At long last, Rayvonte Rice finally gets to be the hometown hero. But he didn't take the easiest path to get there. After spending two years at Drake, Rice triumphantly returned home and hasn't disappointed. Let's look at where he's been, and where he can take this Illinois team.
Rice grew up in Champaign, and has deep connections to Illinois. His cousin is former Illini star running back Mikel Leshoure, so he knew what being the "hometown hero" entails. At Centennial High School (only 7 minutes away from Assembly Hall), Rice dominated. In his junior year, his team won the state title, and he earned the MVP award of the tournament due to his 21 point outburst in the title game. But his senior year was his best by far. He was named the 2010 Gatorade Player of the Year for the state of Illinois, was a unanimous first-team All-state choice by the AP, and was the runner-up for Mr. Basketball that year. Apparently, all that wasn't enough for then-coach Bruce Weber. Rice did not receive a scholarship offer from the Illini, and went to Drake instead. Obviously, that gave Rice some major motivation to prove that he belonged with the best of college basketball.
"That fueled me," he said of being passed up by Illinois. "Every time I played a guy (committed to Illinois) I wanted to do well. It was a motivating factor."
At Drake, Rice immediately became the focal point of their offense. He averaged 30 minutes a game as a freshman, and made the most of them. He led the Bulldogs in scoring, rebounding, blocks, steals and free throws in 2010-11. His shooting was a little rough that year, especially from behind the arc, but he's never been a spot-up jump shooter who's lethal from three. He uses his physicality to body people down low, getting to the foul line in the process. He was honored with a position on the Missouri Valley Conference's All-Freshman team.
He started every game as a sophomore, taking on a huge load of the work that year. His most notable game was during a triple-OT thrilling victory over Wichita State, where he dropped 19 points, 14 rebounds, 8 assists, 2 steals, and 4 blocks. That's a wonderful stat line, but he shot quite poorly that game (5-23 from the field, 0-5 from three). That's a microcosm of his career at Drake: he was the team star that stuffed the stat sheet each night, but his poor shooting in big spots occasionally put his team in trouble.

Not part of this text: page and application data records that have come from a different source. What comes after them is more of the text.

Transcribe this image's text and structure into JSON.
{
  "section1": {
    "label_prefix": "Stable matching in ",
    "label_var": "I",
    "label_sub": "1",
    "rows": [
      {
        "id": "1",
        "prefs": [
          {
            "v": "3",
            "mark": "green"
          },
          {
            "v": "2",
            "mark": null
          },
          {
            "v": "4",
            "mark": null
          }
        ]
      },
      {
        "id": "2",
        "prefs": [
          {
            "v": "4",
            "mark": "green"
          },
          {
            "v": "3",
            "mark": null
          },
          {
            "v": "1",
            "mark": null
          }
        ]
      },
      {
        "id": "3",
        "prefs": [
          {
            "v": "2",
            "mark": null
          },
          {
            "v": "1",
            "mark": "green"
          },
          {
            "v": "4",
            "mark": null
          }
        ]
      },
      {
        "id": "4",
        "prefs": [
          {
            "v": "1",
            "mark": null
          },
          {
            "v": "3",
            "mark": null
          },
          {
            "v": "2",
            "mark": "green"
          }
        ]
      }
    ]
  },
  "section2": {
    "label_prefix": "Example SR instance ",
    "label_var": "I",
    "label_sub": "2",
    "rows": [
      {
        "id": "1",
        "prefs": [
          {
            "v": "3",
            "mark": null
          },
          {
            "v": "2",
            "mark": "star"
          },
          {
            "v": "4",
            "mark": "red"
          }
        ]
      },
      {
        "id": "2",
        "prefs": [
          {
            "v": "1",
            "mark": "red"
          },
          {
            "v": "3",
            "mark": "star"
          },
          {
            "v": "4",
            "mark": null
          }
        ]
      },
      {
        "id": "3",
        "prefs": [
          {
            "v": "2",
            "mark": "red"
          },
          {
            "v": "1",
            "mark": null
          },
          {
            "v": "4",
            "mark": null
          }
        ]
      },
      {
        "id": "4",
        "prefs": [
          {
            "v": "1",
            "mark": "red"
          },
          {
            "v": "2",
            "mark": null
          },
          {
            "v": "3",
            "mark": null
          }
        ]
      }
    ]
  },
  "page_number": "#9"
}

After deciding to transfer, Illini coach John Groce jumped all over him. Interestingly, Groce recruited (and offered!) him when he was the coach of Ohio, so he knew all about Rice's potential as a scorer and a star. After sitting out last year, Rice has taken this Illinois team to new heights so far. Unlike at Drake, Rice is shooting much better. He's elevated all of his shooting percentages, now shooting 48% from the field, 31% from three, and 75% from the line. Those numbers don't blow you away, but those improvements prove how complete his offensive game as become this season.
While he's looked solid in each game thus far, his effort in the comeback win over UNLV stands out. Rice went for 25 points, 10 boards, and 4 steals, but none of his points were more important than his clutch go-ahead layup with 27 seconds remaining. But he was equally clutch on the defensive end. He anchored an Illini defense that didn't allow a basket after the 4:16 mark, and made a strong defensive play on UNLV guard Bryce Dejean-Jones' late layup attempt. Rice had the hot hand late, and his teammates found him. It's very important that his teammates trust a newcomer like him, and he's absolutely earned their trust so far.
So how far can Rice take this team? That will depend on if Rice can keep up his intense play. 31 minutes a game will catch up to you, especially in an insanely physical conference like the Big Ten. He's going to face some very tough tests come conference play, but his poise and experience should prove valuable to this dangerous Illini team. If they sneak into the tournament, they have a steady hand to lead them late in the game.
Welcome home, Rayvonte. We're glad to have you.